From HandWiki

App-O-Rama (also known as AppORama, Application-O-Rama, App-a-Rama, AOR) refers to a strategy of completing multiple credit account applications in a relatively short period of time to try and trick or fool financial institutions. This may be to obtain promotional temporary lower interest rates or signup bonuses while avoiding rejection by the financial institutions or to build up a credit score quickly.[1] It refers to a frenzy of applications, and most frequently refers to applications for financial products, such as loans, credit cards, and bank deposit accounts. However, it can also include insurance applications, brokerage account applications.

Since many of these financial products require a credit inquiry and evaluate one's credit worthiness at that point in time, the object is to perform all applications at the same time, preferably when one's credit profile is in top condition. Since 2008, App-o-Rama has become more difficult as issuers tightened credit and restricted approvals after the financial crisis of 2007-2009 to only the most creditworthy customers. Issuers have reduced the number of active cards from a single bank given to a consumer. Inactive lines are being eliminated, zero percent balance transfer offers are shortened, and credit limits have been reduced.[2]

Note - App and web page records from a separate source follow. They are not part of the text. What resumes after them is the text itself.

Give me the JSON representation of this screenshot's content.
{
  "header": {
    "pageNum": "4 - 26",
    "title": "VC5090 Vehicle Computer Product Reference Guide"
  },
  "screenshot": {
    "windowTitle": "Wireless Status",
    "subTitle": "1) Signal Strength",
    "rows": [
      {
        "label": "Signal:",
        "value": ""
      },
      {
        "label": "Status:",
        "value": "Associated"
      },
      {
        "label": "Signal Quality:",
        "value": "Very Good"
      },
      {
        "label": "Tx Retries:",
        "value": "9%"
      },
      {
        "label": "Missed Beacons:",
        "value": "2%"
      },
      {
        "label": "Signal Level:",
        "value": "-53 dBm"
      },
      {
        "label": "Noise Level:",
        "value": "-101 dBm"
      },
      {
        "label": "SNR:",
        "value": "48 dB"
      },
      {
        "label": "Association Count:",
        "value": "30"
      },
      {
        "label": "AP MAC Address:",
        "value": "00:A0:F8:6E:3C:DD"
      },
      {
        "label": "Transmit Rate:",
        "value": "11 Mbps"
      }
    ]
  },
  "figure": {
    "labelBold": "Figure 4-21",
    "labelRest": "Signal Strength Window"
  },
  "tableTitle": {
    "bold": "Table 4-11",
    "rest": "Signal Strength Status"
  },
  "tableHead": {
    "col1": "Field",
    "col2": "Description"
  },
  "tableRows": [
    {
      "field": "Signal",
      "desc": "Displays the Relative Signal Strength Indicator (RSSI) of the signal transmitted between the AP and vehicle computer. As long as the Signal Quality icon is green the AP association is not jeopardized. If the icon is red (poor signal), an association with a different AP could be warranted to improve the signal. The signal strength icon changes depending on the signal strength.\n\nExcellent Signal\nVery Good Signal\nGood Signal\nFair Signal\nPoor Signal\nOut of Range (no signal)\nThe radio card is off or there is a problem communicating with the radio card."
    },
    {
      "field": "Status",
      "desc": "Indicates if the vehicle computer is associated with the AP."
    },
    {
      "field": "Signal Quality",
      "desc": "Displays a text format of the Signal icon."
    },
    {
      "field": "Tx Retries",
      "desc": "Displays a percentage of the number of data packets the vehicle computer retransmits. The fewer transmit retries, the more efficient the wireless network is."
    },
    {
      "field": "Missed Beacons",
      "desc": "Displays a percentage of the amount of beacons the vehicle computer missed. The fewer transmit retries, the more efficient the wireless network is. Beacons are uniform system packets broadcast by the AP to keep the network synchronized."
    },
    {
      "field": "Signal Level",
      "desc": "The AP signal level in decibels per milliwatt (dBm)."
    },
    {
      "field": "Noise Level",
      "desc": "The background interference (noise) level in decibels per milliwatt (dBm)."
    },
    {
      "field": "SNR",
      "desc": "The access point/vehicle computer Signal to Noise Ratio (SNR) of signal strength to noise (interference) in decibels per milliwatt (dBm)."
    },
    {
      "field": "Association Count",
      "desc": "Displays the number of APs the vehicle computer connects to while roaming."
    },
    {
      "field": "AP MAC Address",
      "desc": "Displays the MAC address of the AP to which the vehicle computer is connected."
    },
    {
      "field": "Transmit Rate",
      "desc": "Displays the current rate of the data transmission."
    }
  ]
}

In the early 2000s the term gained popularity in the Finance Forum.[3] There are several offline and online books, papers and illustrations of this term and how the strategy is implemented. The Wall Street Journal summed up the application frenzy up in one article.[1]

Money Economics published an article on August 2, 2007,[4] analyzing the maximum actual profit one can obtain from this interest rate arbitrage. It concluded that the strategy was less successful than suggested.

Since most applications require credit checks, those who have good credit have a higher chance of being successful.

Advantages and Consequences


  • To obtain many balance transfer offers, to move higher rate debts to a lower rate; or to use 0% funds to invest in money market account or high interest savings. This practice is often known as stoozing, and was first made popular in the UK.
  • To obtain as many signup bonus rewards as possible.
  • To establish or build credit history.


  • Temporary drop in credit score due to new inquiries and new accounts.
  • Possible denials of additional new cards from same issuer or even having existing cards closed.